Diplomatic tensions between Russia and Tajikistan ran high on Tuesday, as the Russian government deported the first 300 Tajik migrants in a promised wave of expulsions.
The deportations are allegedly Russia's response to Tajikistan for jailing a Russian pilot on smuggling charges. Pilot Vladimir Sadovnichy and his Estonian colleague Aleksey Rudenk were sentenced to eight-and-a-half years in prison.
Russian President Dmitry Medvedev denied the link, but noted that there could be more Tajik detentions and deportations in the future.
The government said that all of the Tajik migrants had broken immigration laws, while Chief Sanitary Inspector Gennady Onishchenko suggested that many of the foreign laborers carry tuberculosis and AIDS.

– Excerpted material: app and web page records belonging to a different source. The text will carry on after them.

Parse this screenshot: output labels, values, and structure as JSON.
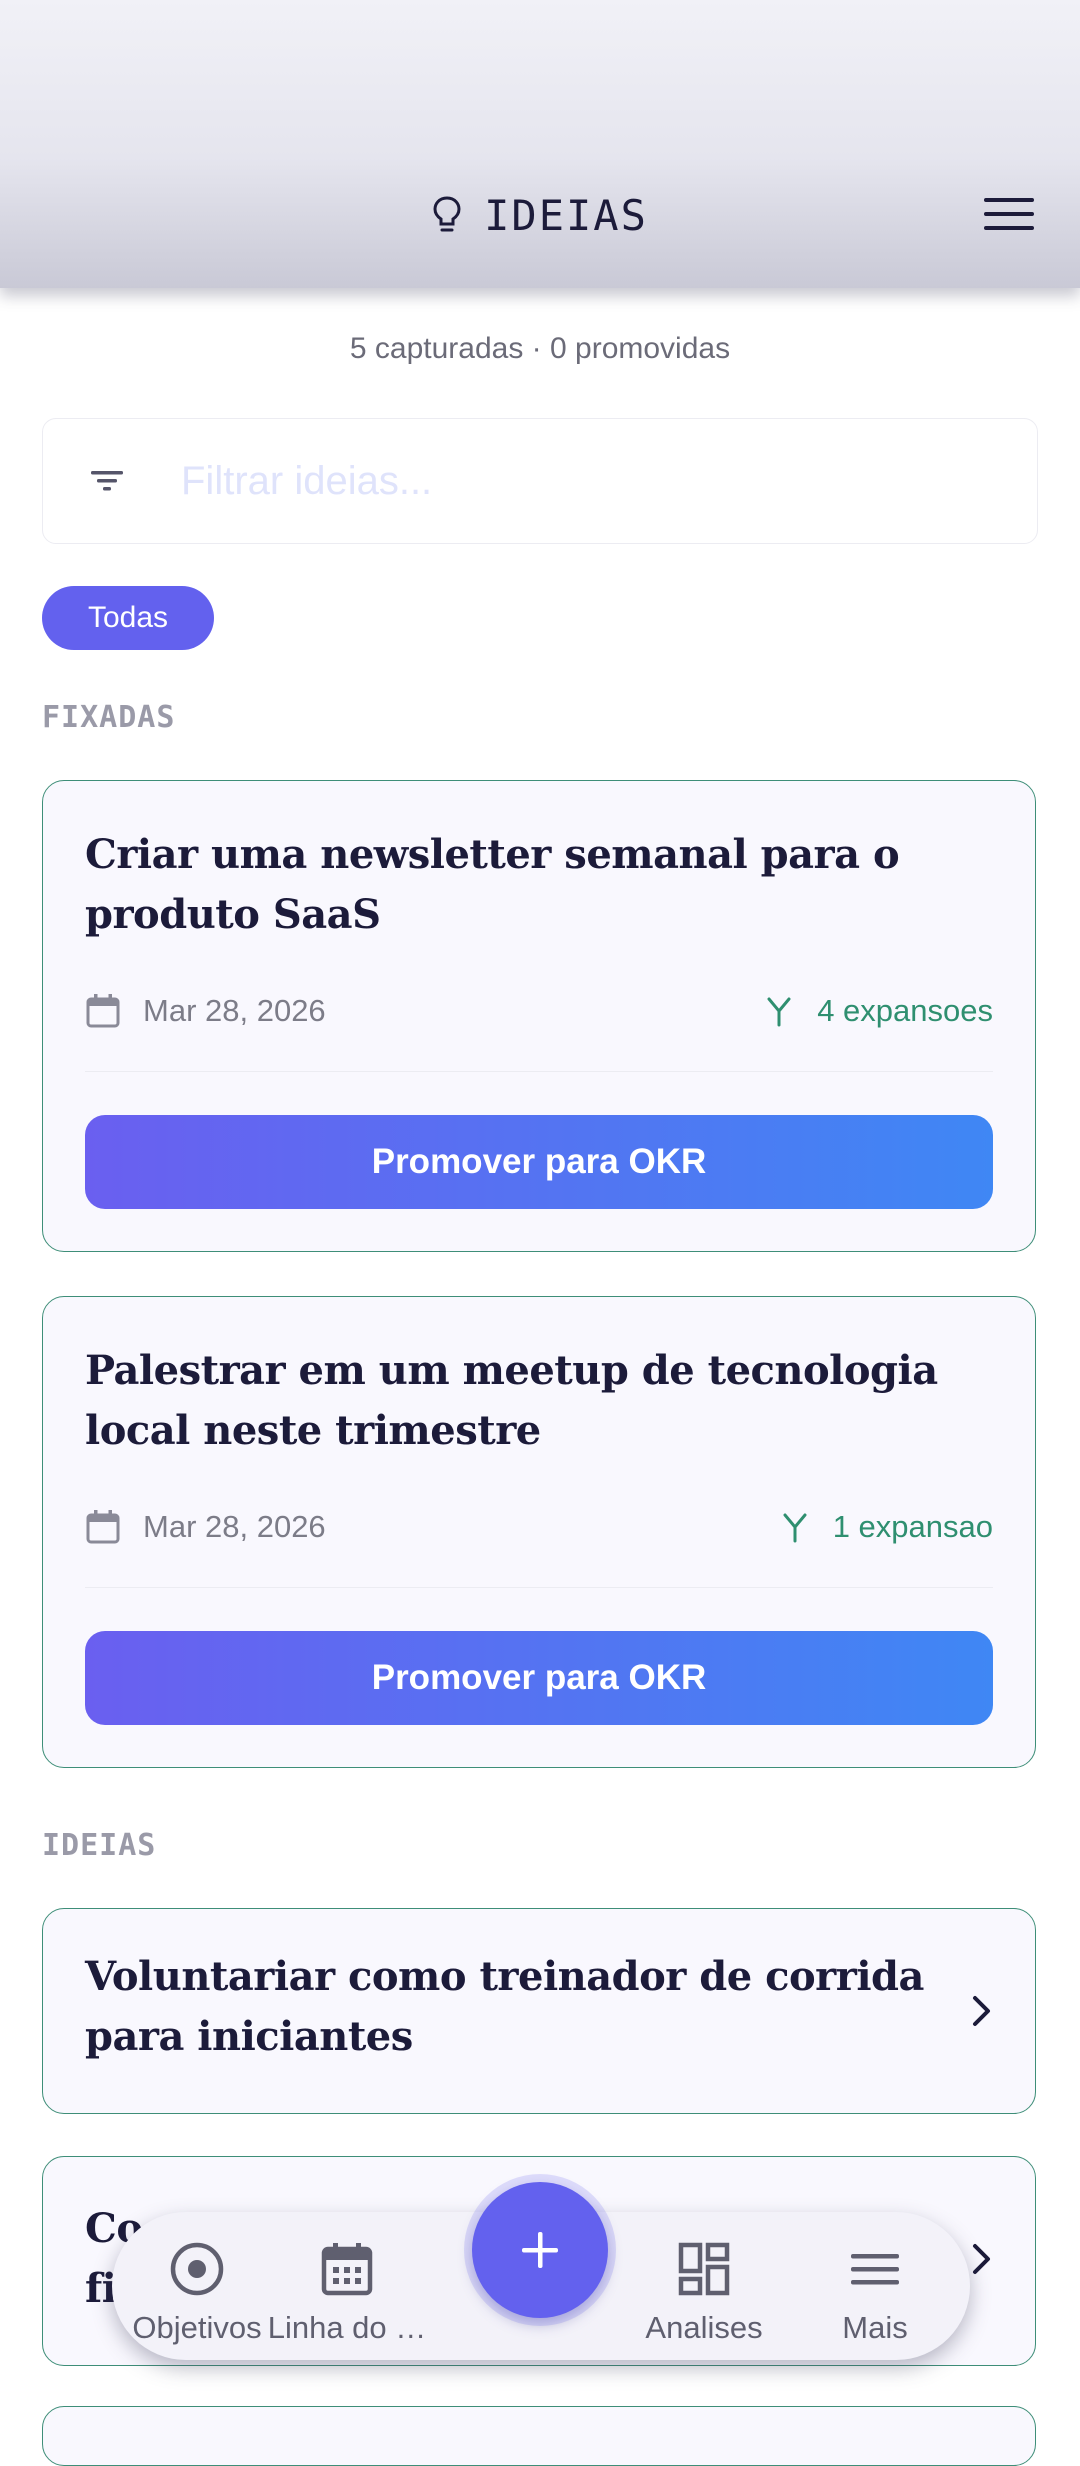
{
  "header": {
    "title": "IDEIAS",
    "icon": "lightbulb-icon",
    "menu_icon": "hamburger-icon"
  },
  "summary": "5 capturadas · 0 promovidas",
  "filter": {
    "placeholder": "Filtrar ideias..."
  },
  "chips": [
    {
      "label": "Todas",
      "selected": true
    }
  ],
  "sections": {
    "pinned": {
      "label": "FIXADAS",
      "cards": [
        {
          "title": "Criar uma newsletter semanal para o produto SaaS",
          "date": "Mar 28, 2026",
          "expansions": "4 expansoes",
          "action": "Promover para OKR"
        },
        {
          "title": "Palestrar em um meetup de tecnologia local neste trimestre",
          "date": "Mar 28, 2026",
          "expansions": "1 expansao",
          "action": "Promover para OKR"
        }
      ]
    },
    "ideas": {
      "label": "IDEIAS",
      "items": [
        {
          "title": "Voluntariar como treinador de corrida para iniciantes"
        },
        {
          "title": "Co fi"
        }
      ]
    }
  },
  "bottom_nav": {
    "items": [
      {
        "label": "Objetivos",
        "icon": "target-icon"
      },
      {
        "label": "Linha do …",
        "icon": "calendar-icon"
      },
      {
        "label": "Analises",
        "icon": "dashboard-icon"
      },
      {
        "label": "Mais",
        "icon": "menu-icon"
      }
    ],
    "fab": {
      "icon": "plus-icon"
    }
  },
  "colors": {
    "accent": "#6361ee",
    "accent_end": "#3f87f4",
    "green": "#2f8f70",
    "ink": "#1c1b3a"
  }
}
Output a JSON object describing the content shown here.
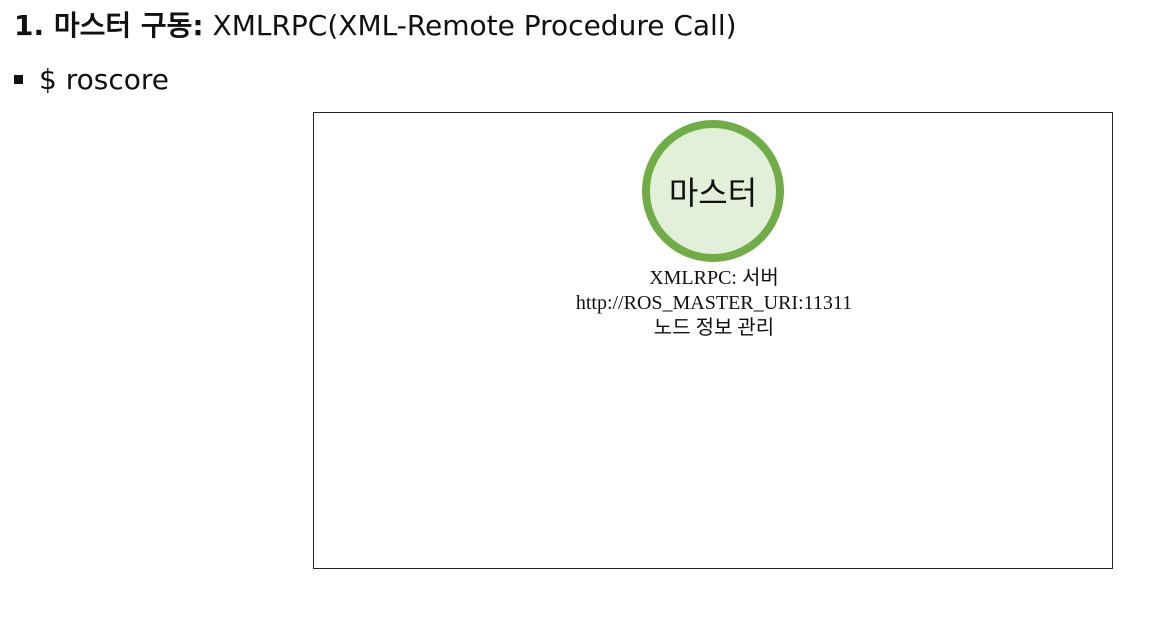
{
  "heading": {
    "number_label": "1. 마스터 구동:",
    "description": " XMLRPC(XML-Remote Procedure Call)"
  },
  "bullet": {
    "text": "$ roscore"
  },
  "diagram": {
    "master_node": {
      "label": "마스터",
      "fill_color": "#e2efd9",
      "border_color": "#70ad47"
    },
    "info_lines": [
      "XMLRPC: 서버",
      "http://ROS_MASTER_URI:11311",
      "노드 정보 관리"
    ]
  }
}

There are currently 1.5 million Tajik citizens working in Russia, some of whom were arrested on the job at construction sites in Moscow over the weekend. Additionally, the Federal Migration Service has reportedly stopped issuing work permits to Tajiks.
Russia's alleged intimidation tactics seem to be beginning to work. The Prosecutor's Office of the Khatlon Region in Tajikistan petitioned the regional court to lessen the pilots' sentences.
“[Due to] the personalities of the convicted men, as well as the fact that they are citizens of countries that are Tajikistan’s strategic partners,” the court should “mitigate the sentences handed down by a court in the town of Kurgan-Tyube,” prosecutors states, according to Russia's RT News.
Tajik President Emomali Rakhmon echoed the prosecutors' sentiments, looking to resolve the dispute so as not to ruin the alliance and strategic ties with Russia, The Moscow Times reported.
But the dispute goes beyond the pilot. Moscow has been trying to persuade Tajikistan to allow Russian troops to patrol the Tajikistan-Afghanistan border, where massive quantities of heroin are being smuggled en route to Russia, according to The Associated Press.
Rakhmon's son-in-law, Rustam Khukumov, is currently serving a prison sentence in Russia for drug dealing.
Since gaining its independence from Russia after the fall of the Soviet Union in 1991, Tajikistan has remained an ally of Russia. Russia has 7,500 troops based in Tajikistan that will be there for at least 50 more years, and the military has a space-tracking facility in the country.